With less than 4 weeks to go until the ‘big day’, it is all starting to get much more real for everyone – and nerve-wracking.

For Phil, the big worry right now is the period immediately afterwards during which he and I will be apart and unable to see one another.

For Chris, it is altogether more dramatic. For the first time, he told me last night – through bitter tears – that he didn’t want me to die. He was particularly worried because “I can’t yet cook properly and look after myself if I am all alone”. He is also worrying about how he is going to be able to look after me “properly” when I am discharged.

It is crushing to see an 8-year old beset by such fears, and being forced to ‘grow up’ so prematurely. However much reassurance I and Anne give him, I know that the weeks and months ahead will be as tortuous for him as they will inevitably be for Phil himself. 

Sibling Stress

Chris – Phil’s identical twin brother – has been the one who has probably found it hardest to cope with the changes that have been forced upon us since Phil’s diagnosis. Less than a year ago we were living in Dubai where the boys were surrounded by their friends and enjoying life to the full. Today, he makes the ambulance journey 3 times a week with his brother and Anne/myself to Great Ormond St Hospital where he is surrounded by seriously ill children his age, and where we struggle to keep him entertained and to keep up with his education. He is going to have to be sent away to live with another family while Phil and I recover from surgery and Anne is by Phil’s bedside. ‘Home’ right now is a tiny rat-infested apartment in north London, where he and his brother share a box room.

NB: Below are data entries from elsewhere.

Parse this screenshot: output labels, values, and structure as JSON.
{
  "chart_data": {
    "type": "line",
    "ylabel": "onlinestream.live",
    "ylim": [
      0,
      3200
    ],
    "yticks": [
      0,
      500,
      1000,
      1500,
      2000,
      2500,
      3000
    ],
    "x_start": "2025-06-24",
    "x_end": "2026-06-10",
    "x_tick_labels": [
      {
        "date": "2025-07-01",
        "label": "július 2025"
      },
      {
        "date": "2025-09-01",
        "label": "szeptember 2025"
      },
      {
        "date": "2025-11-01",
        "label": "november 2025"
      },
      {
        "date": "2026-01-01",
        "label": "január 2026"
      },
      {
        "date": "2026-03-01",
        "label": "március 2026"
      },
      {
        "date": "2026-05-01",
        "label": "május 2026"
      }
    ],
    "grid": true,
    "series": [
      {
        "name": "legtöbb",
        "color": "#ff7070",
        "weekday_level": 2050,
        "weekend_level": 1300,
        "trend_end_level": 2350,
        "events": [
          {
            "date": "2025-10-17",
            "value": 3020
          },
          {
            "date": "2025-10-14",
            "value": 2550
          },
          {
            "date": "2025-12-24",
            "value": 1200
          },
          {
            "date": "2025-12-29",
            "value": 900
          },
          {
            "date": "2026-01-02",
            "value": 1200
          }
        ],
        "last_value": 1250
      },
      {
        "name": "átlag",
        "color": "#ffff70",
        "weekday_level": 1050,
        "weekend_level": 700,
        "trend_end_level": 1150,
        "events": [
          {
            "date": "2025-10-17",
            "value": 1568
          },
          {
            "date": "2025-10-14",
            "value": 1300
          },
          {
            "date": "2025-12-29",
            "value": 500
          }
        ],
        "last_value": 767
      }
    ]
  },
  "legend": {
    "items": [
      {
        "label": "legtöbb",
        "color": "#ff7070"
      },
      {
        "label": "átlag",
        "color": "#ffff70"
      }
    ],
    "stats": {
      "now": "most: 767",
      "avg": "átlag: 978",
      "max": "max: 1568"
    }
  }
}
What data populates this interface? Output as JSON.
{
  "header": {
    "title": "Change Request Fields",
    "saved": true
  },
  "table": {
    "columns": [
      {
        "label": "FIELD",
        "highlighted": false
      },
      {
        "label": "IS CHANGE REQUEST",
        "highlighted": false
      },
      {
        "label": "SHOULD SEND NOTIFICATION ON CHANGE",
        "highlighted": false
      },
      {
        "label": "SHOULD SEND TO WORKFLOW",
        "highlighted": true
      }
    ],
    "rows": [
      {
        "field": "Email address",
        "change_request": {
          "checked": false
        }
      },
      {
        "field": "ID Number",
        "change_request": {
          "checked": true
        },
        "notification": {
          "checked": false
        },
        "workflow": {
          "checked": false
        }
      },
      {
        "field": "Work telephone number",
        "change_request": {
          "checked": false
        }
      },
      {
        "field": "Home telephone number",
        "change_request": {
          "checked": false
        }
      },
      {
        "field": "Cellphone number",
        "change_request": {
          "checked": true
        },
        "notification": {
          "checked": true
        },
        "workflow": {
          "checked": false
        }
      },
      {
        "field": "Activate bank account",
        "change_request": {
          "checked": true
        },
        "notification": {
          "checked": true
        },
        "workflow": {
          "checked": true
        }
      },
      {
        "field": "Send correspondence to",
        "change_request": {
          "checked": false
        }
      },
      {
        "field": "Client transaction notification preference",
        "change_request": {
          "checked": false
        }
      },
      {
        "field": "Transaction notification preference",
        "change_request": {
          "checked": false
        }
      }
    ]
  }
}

In recent weeks, it has become all too much for him. Violent outbursts. Insomnia. Various signs of disturbed behaviour. To date, the response of the hospital’s child psychiatrists has been to recommend sleeping pills. Today, belatedly, they have started to address the issue, although it is not clear what form the intervention – which starts this Friday – will take.

Chris – like Phil – has been an innocent victim of kidney failure. It is time the health system properly recognised, and responded to, the tremendous impact such a serious illness can have on siblings. And on identical twins in particular.

4 weeks to go – what to pack?

The transplant is exactly 4 weeks today, and I’ve started making some lists..

Things to take Phil include a portable chess set (he likes beating me) and a magic set so I can perform tricks for him when I’m discharged. We’ve got a netbook for Chris, and have loaded skype onto it and taught him how to use it (he’s going to be living with another family for a while). A new box of books for both of them arrived yesterday. Must remember to pack their favourite soft toys and some lego.

I’ve bought a mifi device for Anne so she has got internet access and Phil can watch CBBC on his ipod at the same time. I’ve got a dongle for my laptop plus my iphone, and have been advised to pack a small cushion as apparently it helps when going to the toilet after the op. Will buy some elasticated trousers so I don’t need a belt, and pack easy-to-pull-on clothes.

Any good ideas for other stuff we should all have with us??! Suggestions welcome.